From the first line to the last, retype the data below exactly.
Segment Start: Task inputs
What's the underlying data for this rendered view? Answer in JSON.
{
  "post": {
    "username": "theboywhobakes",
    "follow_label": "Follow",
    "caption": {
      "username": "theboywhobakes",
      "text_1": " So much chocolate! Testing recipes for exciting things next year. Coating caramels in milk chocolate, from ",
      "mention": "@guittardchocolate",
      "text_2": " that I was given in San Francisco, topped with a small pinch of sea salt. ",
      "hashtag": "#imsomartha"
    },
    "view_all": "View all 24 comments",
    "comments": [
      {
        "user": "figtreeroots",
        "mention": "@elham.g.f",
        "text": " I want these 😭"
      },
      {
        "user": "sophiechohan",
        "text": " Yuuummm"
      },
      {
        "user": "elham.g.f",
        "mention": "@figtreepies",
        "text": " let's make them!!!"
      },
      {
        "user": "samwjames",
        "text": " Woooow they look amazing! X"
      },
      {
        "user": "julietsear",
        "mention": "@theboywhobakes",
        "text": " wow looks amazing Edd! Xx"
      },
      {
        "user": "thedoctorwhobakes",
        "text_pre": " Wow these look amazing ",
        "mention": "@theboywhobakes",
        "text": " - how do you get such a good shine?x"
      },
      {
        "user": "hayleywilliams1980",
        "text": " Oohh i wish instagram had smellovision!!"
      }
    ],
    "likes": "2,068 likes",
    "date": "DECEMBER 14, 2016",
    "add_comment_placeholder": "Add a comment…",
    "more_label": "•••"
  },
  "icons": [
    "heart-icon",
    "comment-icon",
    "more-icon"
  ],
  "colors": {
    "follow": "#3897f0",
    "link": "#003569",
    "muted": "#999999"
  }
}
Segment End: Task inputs
_Answer box_.
What's the underlying data for this rendered view? Answer in JSON.
{
  "post": {
    "username": "theboywhobakes",
    "follow_label": "Follow",
    "caption": {
      "username": "theboywhobakes",
      "text_1": " So much chocolate! Testing recipes for exciting things next year. Coating caramels in milk chocolate, from ",
      "mention": "@guittardchocolate",
      "text_2": " that I was given in San Francisco, topped with a small pinch of sea salt. ",
      "hashtag": "#imsomartha"
    },
    "view_all": "View all 24 comments",
    "comments": [
      {
        "user": "figtreeroots",
        "mention": "@elham.g.f",
        "text": " I want these 😭"
      },
      {
        "user": "sophiechohan",
        "text": " Yuuummm"
      },
      {
        "user": "elham.g.f",
        "mention": "@figtreepies",
        "text": " let's make them!!!"
      },
      {
        "user": "samwjames",
        "text": " Woooow they look amazing! X"
      },
      {
        "user": "julietsear",
        "mention": "@theboywhobakes",
        "text": " wow looks amazing Edd! Xx"
      },
      {
        "user": "thedoctorwhobakes",
        "text_pre": " Wow these look amazing ",
        "mention": "@theboywhobakes",
        "text": " - how do you get such a good shine?x"
      },
      {
        "user": "hayleywilliams1980",
        "text": " Oohh i wish instagram had smellovision!!"
      }
    ],
    "likes": "2,068 likes",
    "date": "DECEMBER 14, 2016",
    "add_comment_placeholder": "Add a comment…",
    "more_label": "•••"
  },
  "icons": [
    "heart-icon",
    "comment-icon",
    "more-icon"
  ],
  "colors": {
    "follow": "#3897f0",
    "link": "#003569",
    "muted": "#999999"
  }
}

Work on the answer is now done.